Life satisfaction tends to be the resulting combination of different aspects of life that we find important. Health, wealth, Family and friends, among other aspects of life, will all impact on our mood and general well-being. By identifying each of those aspects of our lives, we can gain insight into different things that make us happy or sad and we can typically identify actions that can lift our mood when required. It can also help us safe guard against over focusing on just a few aspects of our lives at the cost of other important areas. Neglecting family to focus on work, for example.
Different flavours of this approach or ‘technique’ has been advocated by various self-help authors. One such author is ‘Susan Jeffers’ who discussed this approach in her book ‘Feel the fear and do it anyway’. She points out the importance of diversifying your focus in life so as not to be overly reliant on one area. Focusing on just a few aspects in life leaves us psychologically vulnerable to negative outcomes in those areas. For example, if someone focused solely on work, they are likely to be hard hit if their work ended abruptly. A healthier approach is to draw happiness from multiple areas in life. In that case, we are less likely to be rocked by singular events or even one aspect of our lives turning to muck.

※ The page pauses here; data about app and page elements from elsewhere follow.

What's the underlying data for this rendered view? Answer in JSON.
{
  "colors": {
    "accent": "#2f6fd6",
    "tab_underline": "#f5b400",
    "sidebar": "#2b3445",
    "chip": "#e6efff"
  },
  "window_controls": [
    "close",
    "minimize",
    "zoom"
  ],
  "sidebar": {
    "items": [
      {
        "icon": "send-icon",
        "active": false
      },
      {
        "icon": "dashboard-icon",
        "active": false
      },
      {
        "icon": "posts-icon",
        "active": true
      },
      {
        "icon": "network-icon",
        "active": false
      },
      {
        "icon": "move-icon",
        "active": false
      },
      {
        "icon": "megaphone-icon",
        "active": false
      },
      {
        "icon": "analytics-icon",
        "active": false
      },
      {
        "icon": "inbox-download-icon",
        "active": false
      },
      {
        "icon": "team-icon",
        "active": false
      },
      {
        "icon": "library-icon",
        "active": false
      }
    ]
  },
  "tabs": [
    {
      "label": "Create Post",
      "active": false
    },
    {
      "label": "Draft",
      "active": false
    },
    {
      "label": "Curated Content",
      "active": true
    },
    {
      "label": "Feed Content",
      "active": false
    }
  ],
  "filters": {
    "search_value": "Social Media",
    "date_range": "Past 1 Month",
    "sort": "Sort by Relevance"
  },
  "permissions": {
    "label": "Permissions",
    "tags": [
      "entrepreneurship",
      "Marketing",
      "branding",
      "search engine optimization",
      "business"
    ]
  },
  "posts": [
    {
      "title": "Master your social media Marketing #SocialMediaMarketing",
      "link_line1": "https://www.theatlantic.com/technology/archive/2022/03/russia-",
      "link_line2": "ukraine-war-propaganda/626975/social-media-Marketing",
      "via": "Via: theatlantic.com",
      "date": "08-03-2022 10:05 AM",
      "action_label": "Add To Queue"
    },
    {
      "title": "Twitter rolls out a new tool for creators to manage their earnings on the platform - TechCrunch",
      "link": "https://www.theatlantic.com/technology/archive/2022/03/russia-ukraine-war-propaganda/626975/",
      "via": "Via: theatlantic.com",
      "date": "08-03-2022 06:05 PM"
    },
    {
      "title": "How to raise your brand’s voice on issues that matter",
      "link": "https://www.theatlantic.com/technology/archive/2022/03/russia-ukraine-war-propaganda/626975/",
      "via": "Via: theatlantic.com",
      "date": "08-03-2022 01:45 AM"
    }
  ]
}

I have used this approach myself at times. It pops into my mind when life satisfaction takes a dip and sure enough, when I peruse the areas in my life that are important to me, I tend to find I’m neglecting some.
The ‘State of Being Calculator’ uses nine measures to gauge our overall life satisfaction. By considering each factor separately we can narrow down potential actions we can use to improve life. If you would like to use the tool to track progress over time, you can register to record your changes and past scores.
How to use:
Note: To record any changes to the default factors or to record scores over time, an account is required.
- Using the default information, edit each factor to match your own values.
Acknowledgement: This tool, I believe, took shape after reading of similar approaches from others. I am yet to find all